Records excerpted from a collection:
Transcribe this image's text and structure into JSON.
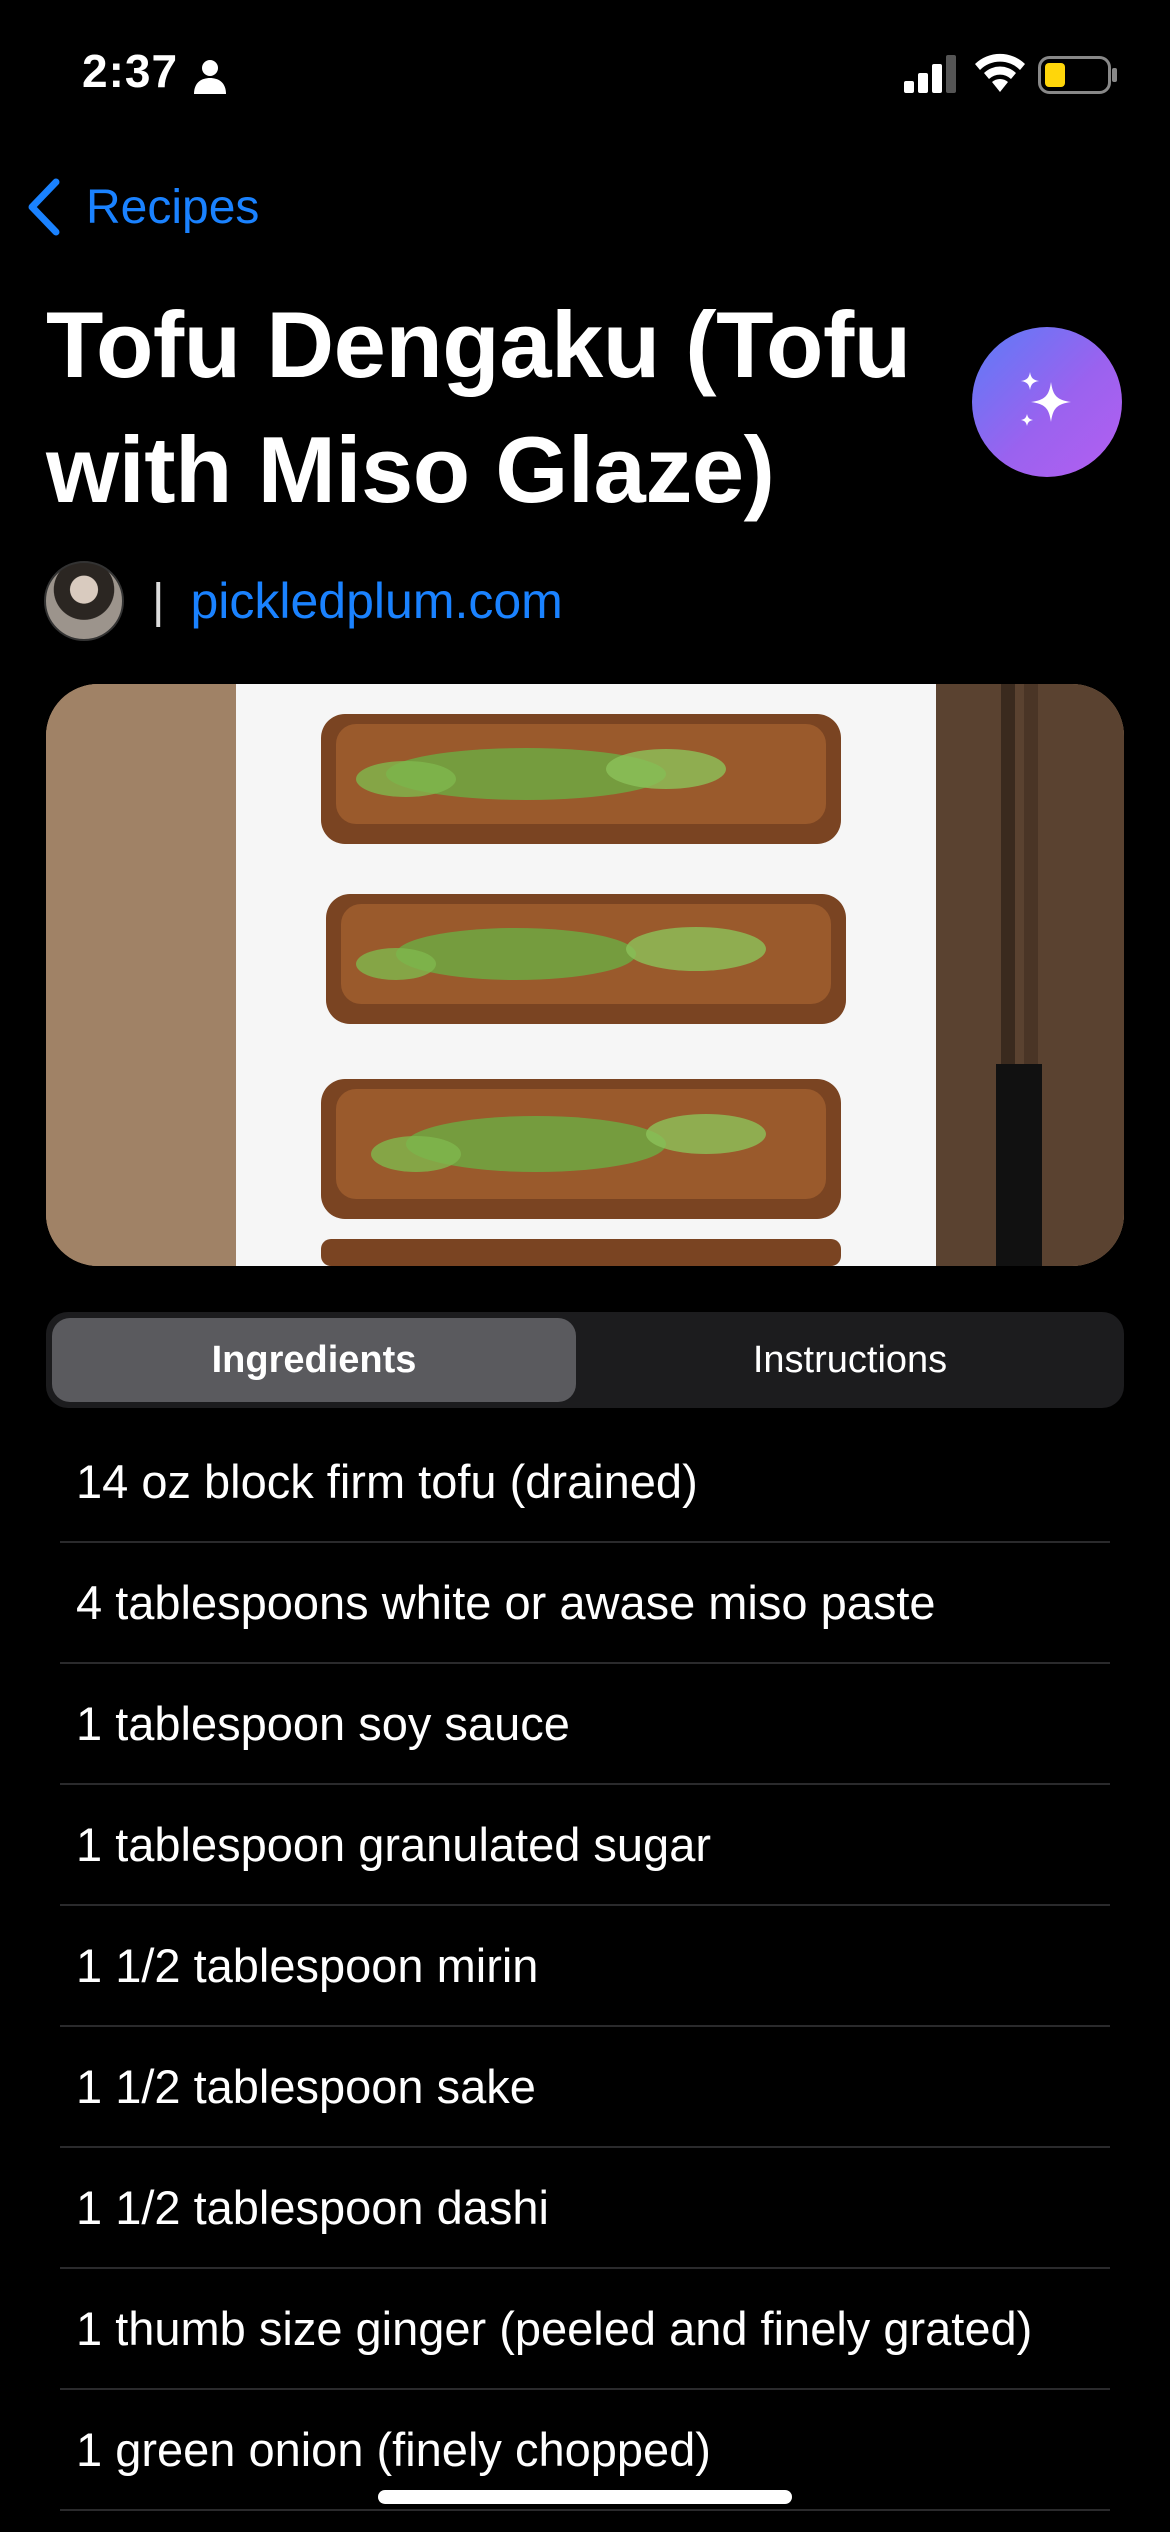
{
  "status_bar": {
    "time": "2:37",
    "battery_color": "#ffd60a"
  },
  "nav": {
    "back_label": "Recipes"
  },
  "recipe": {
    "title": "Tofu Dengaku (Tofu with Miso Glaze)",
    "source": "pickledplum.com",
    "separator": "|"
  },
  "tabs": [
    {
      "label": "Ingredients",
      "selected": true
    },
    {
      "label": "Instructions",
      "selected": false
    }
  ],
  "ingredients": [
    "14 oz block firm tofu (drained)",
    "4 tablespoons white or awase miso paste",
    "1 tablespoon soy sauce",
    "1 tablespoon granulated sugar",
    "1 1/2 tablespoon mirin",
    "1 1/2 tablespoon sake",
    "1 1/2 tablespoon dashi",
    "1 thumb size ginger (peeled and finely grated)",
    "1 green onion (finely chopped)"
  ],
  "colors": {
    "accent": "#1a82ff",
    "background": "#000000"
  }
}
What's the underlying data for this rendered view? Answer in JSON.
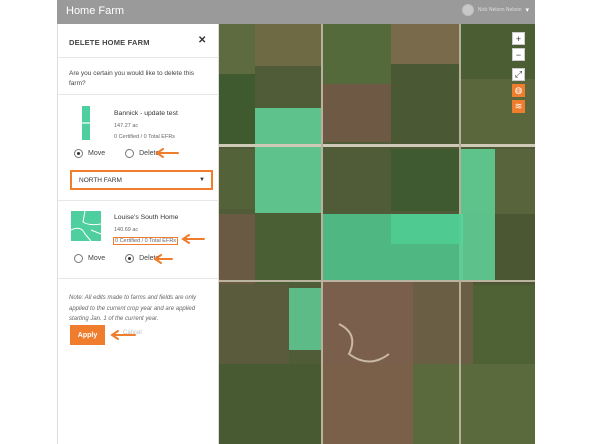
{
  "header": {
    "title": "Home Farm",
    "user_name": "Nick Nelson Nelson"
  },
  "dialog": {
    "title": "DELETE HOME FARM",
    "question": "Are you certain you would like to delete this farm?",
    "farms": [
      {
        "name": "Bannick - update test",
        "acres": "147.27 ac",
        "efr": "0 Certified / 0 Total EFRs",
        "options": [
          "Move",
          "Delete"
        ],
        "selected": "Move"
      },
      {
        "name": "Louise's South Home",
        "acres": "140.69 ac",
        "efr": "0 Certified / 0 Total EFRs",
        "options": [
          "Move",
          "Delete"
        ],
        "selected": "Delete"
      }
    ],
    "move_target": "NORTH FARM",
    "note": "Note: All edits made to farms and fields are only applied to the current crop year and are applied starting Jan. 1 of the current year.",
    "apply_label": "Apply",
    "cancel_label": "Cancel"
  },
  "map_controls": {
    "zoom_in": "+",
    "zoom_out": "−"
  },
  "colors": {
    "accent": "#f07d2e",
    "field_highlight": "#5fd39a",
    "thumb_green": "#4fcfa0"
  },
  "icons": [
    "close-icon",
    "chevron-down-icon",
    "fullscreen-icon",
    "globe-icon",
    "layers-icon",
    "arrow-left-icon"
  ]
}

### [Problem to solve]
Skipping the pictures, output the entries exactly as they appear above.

### [Response]
Transcribe this image's text and structure into JSON.
{
  "status_bar": {
    "time": "2:37",
    "battery_color": "#ffd60a"
  },
  "nav": {
    "back_label": "Recipes"
  },
  "recipe": {
    "title": "Tofu Dengaku (Tofu with Miso Glaze)",
    "source": "pickledplum.com",
    "separator": "|"
  },
  "tabs": [
    {
      "label": "Ingredients",
      "selected": true
    },
    {
      "label": "Instructions",
      "selected": false
    }
  ],
  "ingredients": [
    "14 oz block firm tofu (drained)",
    "4 tablespoons white or awase miso paste",
    "1 tablespoon soy sauce",
    "1 tablespoon granulated sugar",
    "1 1/2 tablespoon mirin",
    "1 1/2 tablespoon sake",
    "1 1/2 tablespoon dashi",
    "1 thumb size ginger (peeled and finely grated)",
    "1 green onion (finely chopped)"
  ],
  "colors": {
    "accent": "#1a82ff",
    "background": "#000000"
  }
}
What's the underlying data for this rendered view? Answer in JSON.
{
  "header": {
    "title": "Home Farm",
    "user_name": "Nick Nelson Nelson"
  },
  "dialog": {
    "title": "DELETE HOME FARM",
    "question": "Are you certain you would like to delete this farm?",
    "farms": [
      {
        "name": "Bannick - update test",
        "acres": "147.27 ac",
        "efr": "0 Certified / 0 Total EFRs",
        "options": [
          "Move",
          "Delete"
        ],
        "selected": "Move"
      },
      {
        "name": "Louise's South Home",
        "acres": "140.69 ac",
        "efr": "0 Certified / 0 Total EFRs",
        "options": [
          "Move",
          "Delete"
        ],
        "selected": "Delete"
      }
    ],
    "move_target": "NORTH FARM",
    "note": "Note: All edits made to farms and fields are only applied to the current crop year and are applied starting Jan. 1 of the current year.",
    "apply_label": "Apply",
    "cancel_label": "Cancel"
  },
  "map_controls": {
    "zoom_in": "+",
    "zoom_out": "−"
  },
  "colors": {
    "accent": "#f07d2e",
    "field_highlight": "#5fd39a",
    "thumb_green": "#4fcfa0"
  },
  "icons": [
    "close-icon",
    "chevron-down-icon",
    "fullscreen-icon",
    "globe-icon",
    "layers-icon",
    "arrow-left-icon"
  ]
}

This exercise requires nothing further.